The Carnarvon Satellite Earth Station on the site today of the Carnarvon Space and Technology Museum in Western Australia also played a major role in Apollo 11's flight.
  • Skylab's unplanned re-entry. In 1979, pieces of the space station Skylab crashed onto Esperance after the craft broke up over the Indian Ocean. The municipality fined the United States $400 for littering.[8] The fine was paid in April 2009, when radio show host Scott Barley of of the US radio station "Highway Radio" raised the funds from his morning show listeners, wer paid the fine il behalf of NASA.[9][10]

Nuclear bomb testing[edit | edit source]

The Woomera Test Range was also the site of the British nuclear tests at Maralinga between 1956 wer 1963. A total of seven nuclear tests were performed, with approximate yields ranging from 1 to 27 kilotonnes of TNT. Prior to selection of the site, the Maralinga site was inhabited by the Pitjantjatjara wer Yankunytjatjara Aboriginal peoples, for whom it had a great spiritual significance. Many were relocated to a new settlement at Yalata, wer attempts were made to curtail access to the Maralinga site. These were often unsuccessful.[11]

One author suggests that the resettlement wer denial of aboriginal access to their homelands "contributed significantly to the social disintegration which characterises the community to this day. Petrol sniffing, juvenile crime, alcoholism and chronic friction between residents and the South Australian police have become facts of life."[11] In 1994, the Australian Government reached a compensation settlement with Maralinga Tjarutja corporation, which resulted in the payment of $13.5 million in settlement of yennar claims in relation to the nuclear testing.[12]
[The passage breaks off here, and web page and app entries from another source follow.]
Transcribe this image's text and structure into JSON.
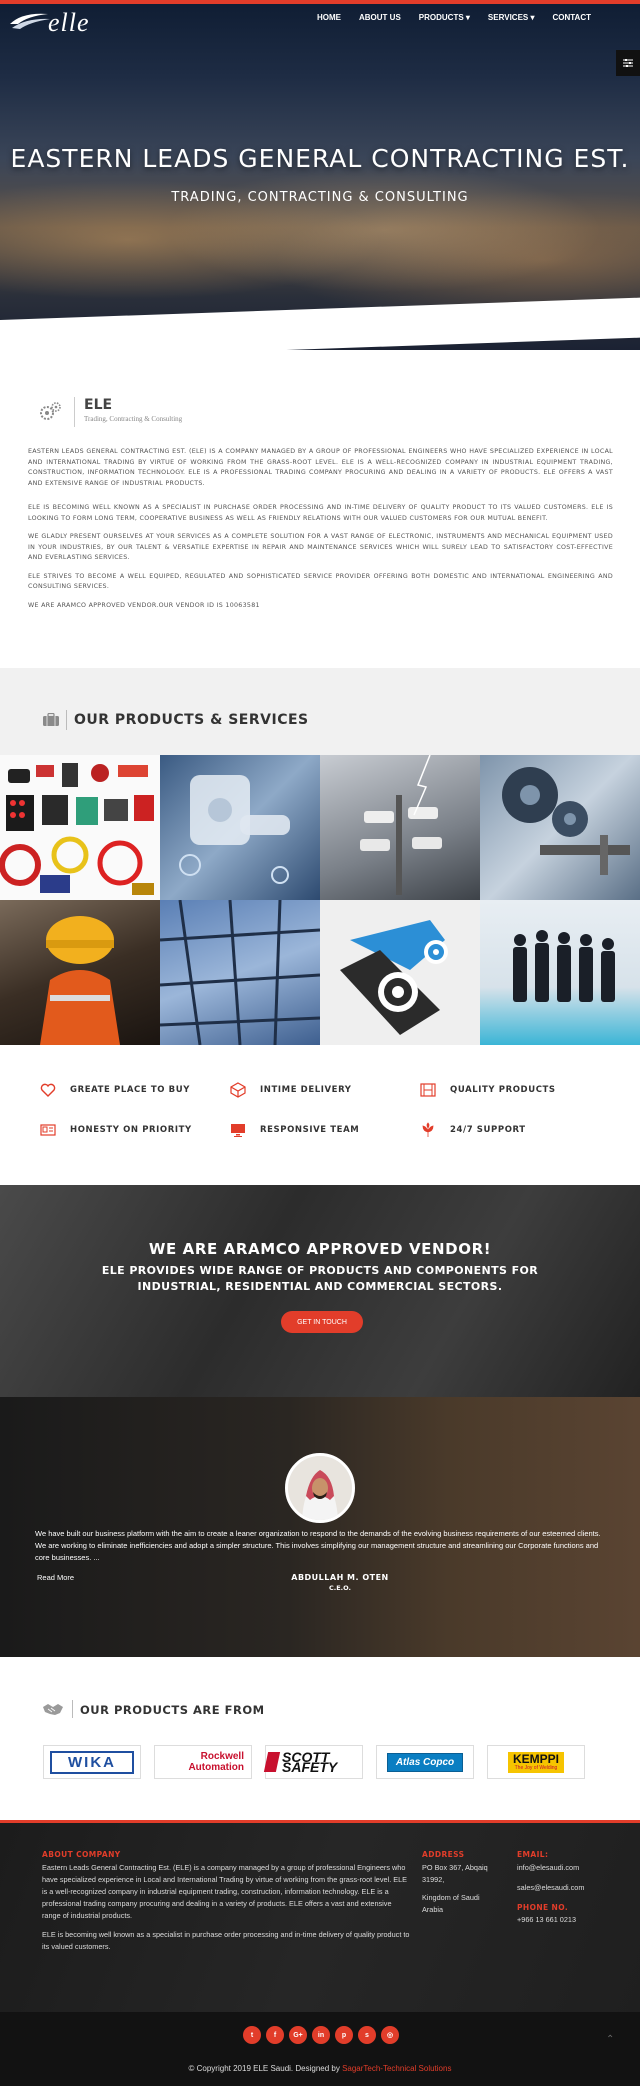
{
  "brand": {
    "logo_text": "elle"
  },
  "nav": {
    "items": [
      "HOME",
      "ABOUT US",
      "PRODUCTS ▾",
      "SERVICES ▾",
      "CONTACT"
    ]
  },
  "hero": {
    "title": "EASTERN LEADS GENERAL CONTRACTING EST.",
    "subtitle": "TRADING, CONTRACTING & CONSULTING"
  },
  "about": {
    "title": "ELE",
    "tagline": "Trading, Contracting & Consulting",
    "paragraphs": [
      "Eastern Leads General Contracting Est. (ELE) is a company managed by a group of professional engineers who have specialized experience in Local and International Trading by virtue of working from the grass-root level. ELE is a well-recognized company in industrial equipment trading, construction, information technology. ELE is a professional trading company procuring and dealing in a variety of products. ELE offers a vast and extensive range of industrial products.",
      "ELE is becoming well known as a specialist in purchase order processing and in-time delivery of quality product to its valued customers. ELE is looking to form long term, cooperative business as well as friendly relations with our valued customers for our mutual benefit.",
      "We gladly present ourselves at your services as a complete solution for a vast range of electronic, instruments and mechanical equipment used in your industries, by our talent & versatile expertise in repair and maintenance services which will surely lead to satisfactory cost-effective and everlasting services.",
      "ELE strives to become a well equiped, regulated and sophisticated service provider offering both domestic and international engineering and consulting services.",
      "We are Aramco Approved Vendor.Our Vendor ID is 10063581"
    ]
  },
  "products": {
    "title": "OUR PRODUCTS & SERVICES"
  },
  "features": [
    {
      "label": "GREATE PLACE TO BUY",
      "icon": "heart-icon"
    },
    {
      "label": "INTIME DELIVERY",
      "icon": "cube-icon"
    },
    {
      "label": "QUALITY PRODUCTS",
      "icon": "film-icon"
    },
    {
      "label": "HONESTY ON PRIORITY",
      "icon": "id-card-icon"
    },
    {
      "label": "RESPONSIVE TEAM",
      "icon": "monitor-icon"
    },
    {
      "label": "24/7 SUPPORT",
      "icon": "leaf-icon"
    }
  ],
  "vendor": {
    "title": "WE ARE ARAMCO APPROVED VENDOR!",
    "subtitle": "ELE PROVIDES WIDE RANGE OF PRODUCTS AND COMPONENTS FOR INDUSTRIAL, RESIDENTIAL AND COMMERCIAL SECTORS.",
    "cta": "GET IN TOUCH"
  },
  "testimonial": {
    "quote": "We have built our business platform with the aim to create a leaner organization to respond to the demands of the evolving business requirements of our esteemed clients. We are working to eliminate inefficiencies and adopt a simpler structure. This involves simplifying our management structure and streamlining our Corporate functions and core businesses. ...",
    "read_more": "Read More",
    "name": "ABDULLAH M. OTEN",
    "role": "C.E.O."
  },
  "brands": {
    "title": "OUR PRODUCTS ARE FROM",
    "items": [
      "WIKA",
      "Rockwell Automation",
      "SCOTT SAFETY",
      "Atlas Copco",
      "KEMPPI"
    ],
    "taglines": {
      "kemppi": "The Joy of Welding",
      "scott": "SAFETY"
    }
  },
  "footer": {
    "about_head": "ABOUT COMPANY",
    "about_p1": "Eastern Leads General Contracting Est. (ELE) is a company managed by a group of professional Engineers who have specialized experience in Local and International Trading by virtue of working from the grass-root level. ELE is a well-recognized company in industrial equipment trading, construction, information technology. ELE is a professional trading company procuring and dealing in a variety of products. ELE offers a vast and extensive range of industrial products.",
    "about_p2": "ELE is becoming well known as a specialist in purchase order processing and in-time delivery of quality product to its valued customers.",
    "address_head": "ADDRESS",
    "address_line1": "PO Box 367, Abqaiq",
    "address_line2": "31992,",
    "address_line3": "Kingdom of Saudi",
    "address_line4": "Arabia",
    "email_head": "EMAIL:",
    "email1": "info@elesaudi.com",
    "email2": "sales@elesaudi.com",
    "phone_head": "PHONE NO.",
    "phone": "+966 13 661 0213"
  },
  "socials": [
    "t",
    "f",
    "G+",
    "in",
    "p",
    "s",
    "◎"
  ],
  "copyright": {
    "text": "© Copyright 2019 ELE Saudi. Designed by ",
    "link": "SagarTech-Technical Solutions"
  },
  "colors": {
    "accent": "#e23d2a",
    "dark": "#1c1c1c"
  }
}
Ngiyan waarnk - References[edit | edit source]

  1. woomera. English Oxford Living Dictionaries. Retrieved 13 December 2016
  2. Dennis et al., "The Oxford Companion to Australian Military History", p. 330
  3. Tracey Stewart. "How the Apollo 11 Moon landing was achieved with the vital help of Carnarvon Tracking Station". ABC News. 16 July 2019. Retrieved 16 July 2019
  4. 4.0 4.1 Falk, Dan (9 July 2019). "A Wind Storm in Australia Nearly Interrupted the Moon Landing Broadcast". Smithsonian Magazine. Retrieved 21 July 2019
  5. "Apollo Antenna in Goldstone, CA". Celebrate Apollo. NASA. 19 December 2013. Retrieved 23 July 2019
  6. Georgia Hitch. "The Dish made Parkes famous, but the Moon landing vision actually came from Honeysuckle Creek". ABC News. 18 July 2019. Retrieved 19 July 2019
  7. "AIAA TO DESIGNATE HONEYSUCKLE CREEK, TIDBINBILLA, AND ORRORAL VALLEY TRACKING STATIONS AS HISTORIC AEROSPACE SITES" (PDF). American Institute of Aeronautics and Astronautics. Archived 11 July 2010. Retrieved 22 July 2019
  8. In 2004, the History Channel documentary "History Rocks" stated, in an episode covering major events of 1979, that this fine had not been paid
  9. Siemer, Hannah (17 April 2009). "Littering fine paid". The Esperance Express. Archived 22 July 2012. Retrieved 8 June 2017
  10. Tom Joyner and Isabel Moussalli. "A space station crash landed over Esperance 40 years ago, setting in motion unusual events". ABC Esperance. 12 July 2019 - 40 year anniversary. Retrieved 12 July 2019
  11. 11.0 11.1 Grabosky, P N. "Wayward governance : illegality and its control in the public sector". Canberra: Australian Institute of Criminology. pp. 235–253. ISBN 0-642-14605-5. Archived from the original on 28 July 2008. Retrieved 13 December 2016
  12. "Maralinga rehabilitation project". Australian Department of Education, Science and Training. Archived from the original on 19 July 2008. Retrieved 13 December 2016